9. innocent kiss 3:22
10. honeysuckle (featuring Penelope Houston / Steven Strauss) 3:27
11. shadow 3:49
12. behind Your Eyes (featuring Penelope Houston / Eliot Nemzer) 3:58
13. white out 3:39
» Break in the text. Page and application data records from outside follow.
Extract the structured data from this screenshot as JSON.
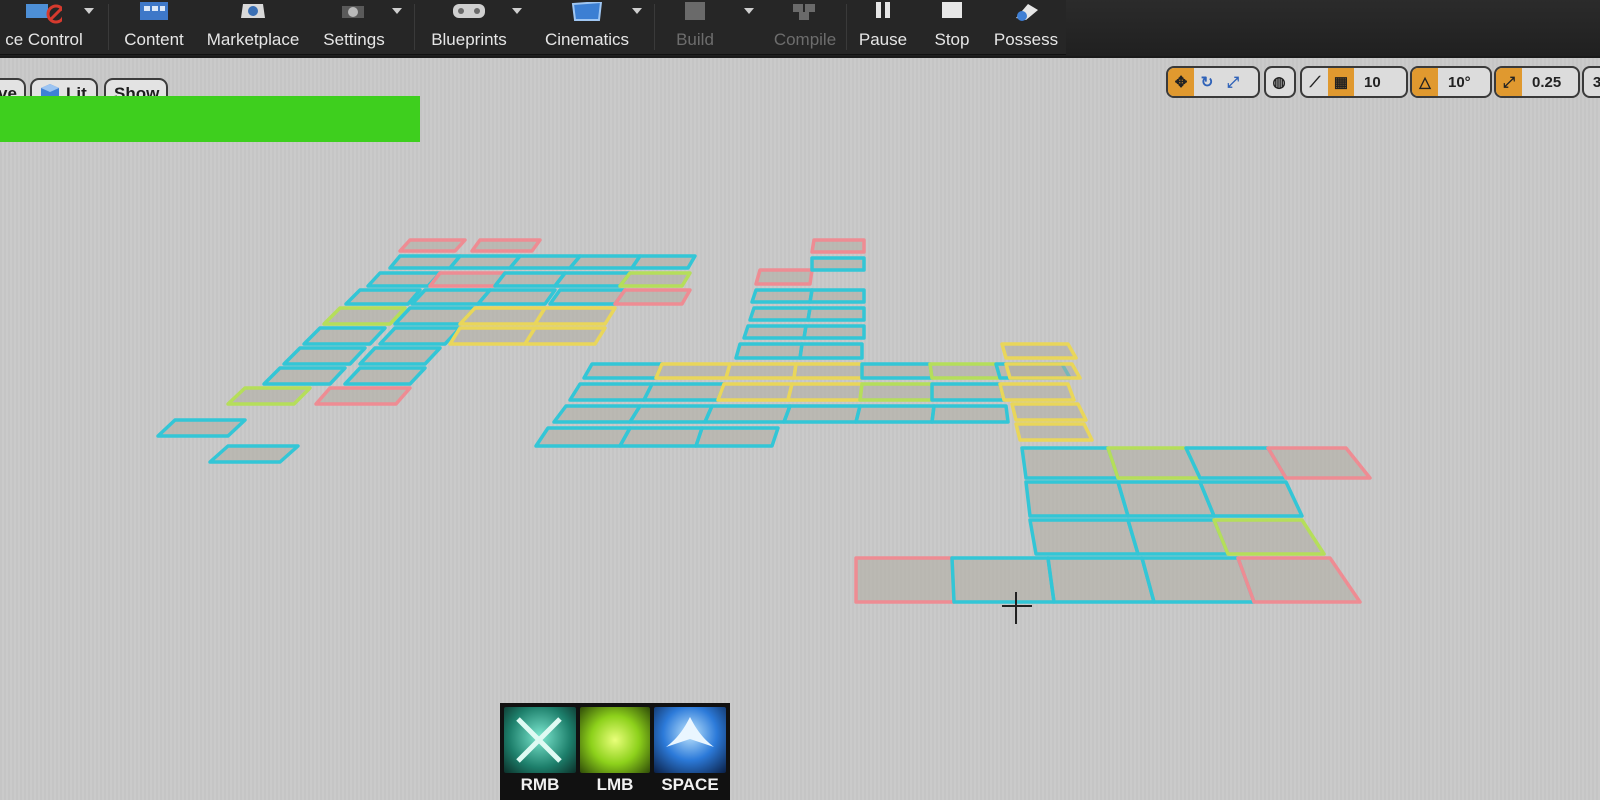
{
  "toolbar": {
    "source_control_label": "ce Control",
    "content_label": "Content",
    "marketplace_label": "Marketplace",
    "settings_label": "Settings",
    "blueprints_label": "Blueprints",
    "cinematics_label": "Cinematics",
    "build_label": "Build",
    "compile_label": "Compile",
    "pause_label": "Pause",
    "stop_label": "Stop",
    "possess_label": "Possess"
  },
  "viewport": {
    "perspective_label": "ve",
    "lit_label": "Lit",
    "show_label": "Show",
    "grid_snap_value": "10",
    "rotation_snap_value": "10°",
    "scale_snap_value": "0.25",
    "overflow_label": "3"
  },
  "action_bar": {
    "skills": [
      {
        "key": "RMB",
        "icon": "crossed-swords-icon",
        "color": "#2fb79a"
      },
      {
        "key": "LMB",
        "icon": "burst-icon",
        "color": "#8bd11b"
      },
      {
        "key": "SPACE",
        "icon": "wing-dash-icon",
        "color": "#2c7ad9"
      }
    ]
  },
  "colors": {
    "tile_cyan": "#33c6d6",
    "tile_yellow": "#e9d65a",
    "tile_green": "#b5de5a",
    "tile_pink": "#ee8c93",
    "tile_fill": "#aeaca0"
  }
}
Most old-school punk purists will never forgive Penelope Houston for giving up guitar-driven rock & roll for acoustic music (even if she did so several years before the "unplugged" phenomenon made such things fashionable). But anyone who has actually listened to The Whole World will notice that Houston's acoustic music is just as smart, feisty, and uncompromising as her work with the Avengers (it's not hard to imagine her old band cranking up "Glad I'm a Girl" or "On Borrowed Time"). And if her lyrics are less stridently political, they're also more intelligent and mature without sacrificing her opinions in the process (even her love songs reflect a refreshing warts-and-all realism). And while Penelope the Punk Goddess had a habit of wandering off-pitch with annoying frequency, Penelope the Singer/Songwriter is able to convey much of the same intensity with a lot more nuance and accuracy, and her band (anchored by Houston's husband and collaborator, Mel Peppas) makes up in resonance what they lack in volume. The Whole World is a strong and compelling album from a remarkably underrated artist; it's well worth a listen should it cross your path.